Plankton are more resilient to nutrient stress than previously thought
An international team of Earth system scientists and oceanographers has created the first high-resolution global map of surface ocean phosphate, a key mineral supporting the aquatic food chain. In doing so, the University of California, Irvine-led group learned that marine phytoplankton are a lot more resilient to nutrient stress than previously thought.
The researchers' findings, published today in Science Advances, hold important implications for climate change predictions. Ocean algae absorb a significant amount of carbon dioxide from the Earth's atmosphere, thereby providing a valuable service in regulating the planet's temperature.
"Understanding the global distribution of ocean nutrients is fundamental to identifying the link between changes in ocean physics and ocean biology," said lead author Adam Martiny, UCI professor of Earth system science and ecology and evolutionary biology. "One of the outcomes of having this map is that we can show that plankton communities are extremely resilient even in nutrient-deficient environments. As lower ocean nutrient availability is one of the predicted outcomes of climate change, this may be good news for plankton, and for us."
Dissolved inorganic phosphate plays an important biogeochemical role in the ocean habitat, but it is notoriously difficult to detect. Phosphorus is a crucial element in essential-to-life molecules such as DNA and adenosine triphosphate, which stores and transfers chemical energy between cells. Unlike many of the other nutrients useful to phytoplankton, Earth has a finite amount of phosphorus, and it's rare in the ocean.
Knowing how much is out there, and where, helps scientists understand the dynamics of the ocean food web, and how it will be impacted to alterations in ocean chemistry brought on by climate change.

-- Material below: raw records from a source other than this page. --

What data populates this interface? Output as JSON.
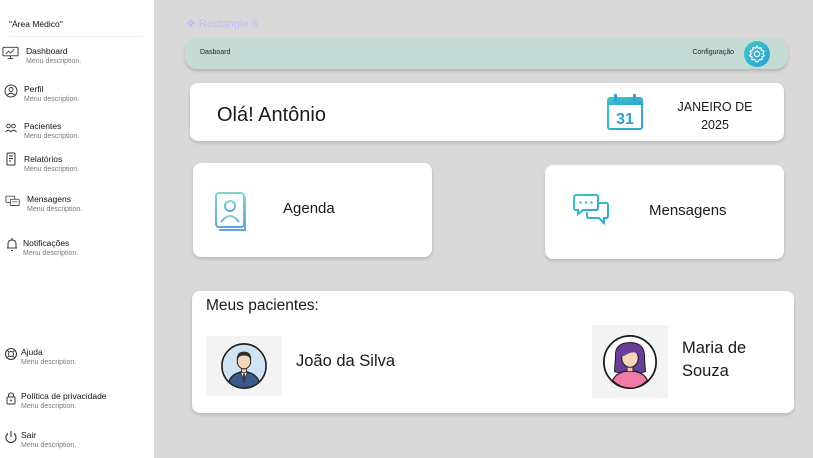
{
  "sidebar": {
    "title": "\"Área Médico\"",
    "items": [
      {
        "label": "Dashboard",
        "desc": "Menu description.",
        "icon": "monitor-icon"
      },
      {
        "label": "Perfil",
        "desc": "Menu description.",
        "icon": "user-circle-icon"
      },
      {
        "label": "Pacientes",
        "desc": "Menu description.",
        "icon": "group-icon"
      },
      {
        "label": "Relatórios",
        "desc": "Menu description.",
        "icon": "report-icon"
      },
      {
        "label": "Mensagens",
        "desc": "Menu description.",
        "icon": "messages-icon"
      },
      {
        "label": "Notificações",
        "desc": "Menu description.",
        "icon": "bell-icon"
      }
    ],
    "bottom_items": [
      {
        "label": "Ajuda",
        "desc": "Menu description.",
        "icon": "help-icon"
      },
      {
        "label": "Política de privacidade",
        "desc": "Menu description.",
        "icon": "lock-icon"
      },
      {
        "label": "Sair",
        "desc": "Menu description.",
        "icon": "power-icon"
      }
    ]
  },
  "frame_tag": "❖ Rectangle 6",
  "topbar": {
    "left_label": "Dasboard",
    "right_label": "Configuração",
    "gear_icon": "gear-icon"
  },
  "greeting": {
    "text": "Olá! Antônio",
    "calendar_day": "31",
    "month_line1": "JANEIRO DE",
    "month_line2": "2025"
  },
  "cards": {
    "agenda": "Agenda",
    "mensagens": "Mensagens"
  },
  "patients": {
    "title": "Meus pacientes:",
    "list": [
      {
        "name": "João da Silva"
      },
      {
        "name_line1": "Maria de",
        "name_line2": "Souza"
      }
    ]
  },
  "colors": {
    "background": "#d9d9d9",
    "topbar": "#c5dbd6",
    "accent_teal": "#3ec9c0",
    "accent_blue": "#2c9fd9"
  }
}
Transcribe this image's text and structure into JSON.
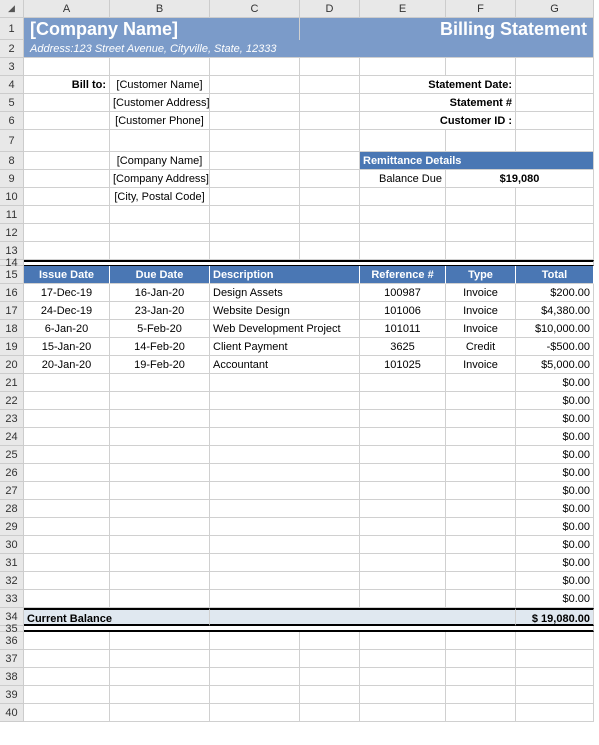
{
  "cols": [
    "A",
    "B",
    "C",
    "D",
    "E",
    "F",
    "G"
  ],
  "header": {
    "company": "[Company Name]",
    "title": "Billing Statement",
    "address_label": "Address:",
    "address": "123 Street Avenue, Cityville, State, 12333"
  },
  "billto": {
    "label": "Bill to:",
    "name": "[Customer Name]",
    "addr": "[Customer Address]",
    "phone": "[Customer Phone]"
  },
  "stmt": {
    "date_label": "Statement Date:",
    "num_label": "Statement #",
    "cust_label": "Customer ID :"
  },
  "from": {
    "name": "[Company Name]",
    "addr": "[Company Address]",
    "city": "[City, Postal Code]"
  },
  "remit": {
    "title": "Remittance Details",
    "balance_label": "Balance Due",
    "balance_value": "$19,080"
  },
  "table": {
    "headers": {
      "issue": "Issue Date",
      "due": "Due Date",
      "desc": "Description",
      "ref": "Reference #",
      "type": "Type",
      "total": "Total"
    },
    "rows": [
      {
        "issue": "17-Dec-19",
        "due": "16-Jan-20",
        "desc": "Design Assets",
        "ref": "100987",
        "type": "Invoice",
        "total": "$200.00"
      },
      {
        "issue": "24-Dec-19",
        "due": "23-Jan-20",
        "desc": "Website Design",
        "ref": "101006",
        "type": "Invoice",
        "total": "$4,380.00"
      },
      {
        "issue": "6-Jan-20",
        "due": "5-Feb-20",
        "desc": "Web Development Project",
        "ref": "101011",
        "type": "Invoice",
        "total": "$10,000.00"
      },
      {
        "issue": "15-Jan-20",
        "due": "14-Feb-20",
        "desc": "Client Payment",
        "ref": "3625",
        "type": "Credit",
        "total": "-$500.00"
      },
      {
        "issue": "20-Jan-20",
        "due": "19-Feb-20",
        "desc": "Accountant",
        "ref": "101025",
        "type": "Invoice",
        "total": "$5,000.00"
      }
    ],
    "empty_total": "$0.00",
    "empty_count": 13
  },
  "balance": {
    "label": "Current Balance",
    "value": "$  19,080.00"
  },
  "tail_rows": [
    35,
    36,
    37,
    38,
    39,
    40
  ]
}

Martiny and his colleagues analyzed more than 50,500 seawater samples collected on 42 research voyages covering all of Earth's ocean basins.
Martiny said that in addition to identifying regions where the mineral is in short supply, the team was also able to discover previously unknown patterns of phosphate levels in major ocean basins in the Atlantic and Pacific.
"We have for too long had this simplistic view of a nutrient-rich ocean at high latitudes and ocean deserts at low latitudes," he said. "However, in this paper we argue that our current predictions of nutrient stress may be too dire and marine organisms are able to handle a limited supply of phosphate better than we previously thought."
More information: A.C. Martiny el al., "Biogeochemical controls of surface ocean phosphate," Science Advances (2019). advances.sciencemag.org/content/5/8/eaax0341
Journal information: Science Advances
Provided by University of California, Irvine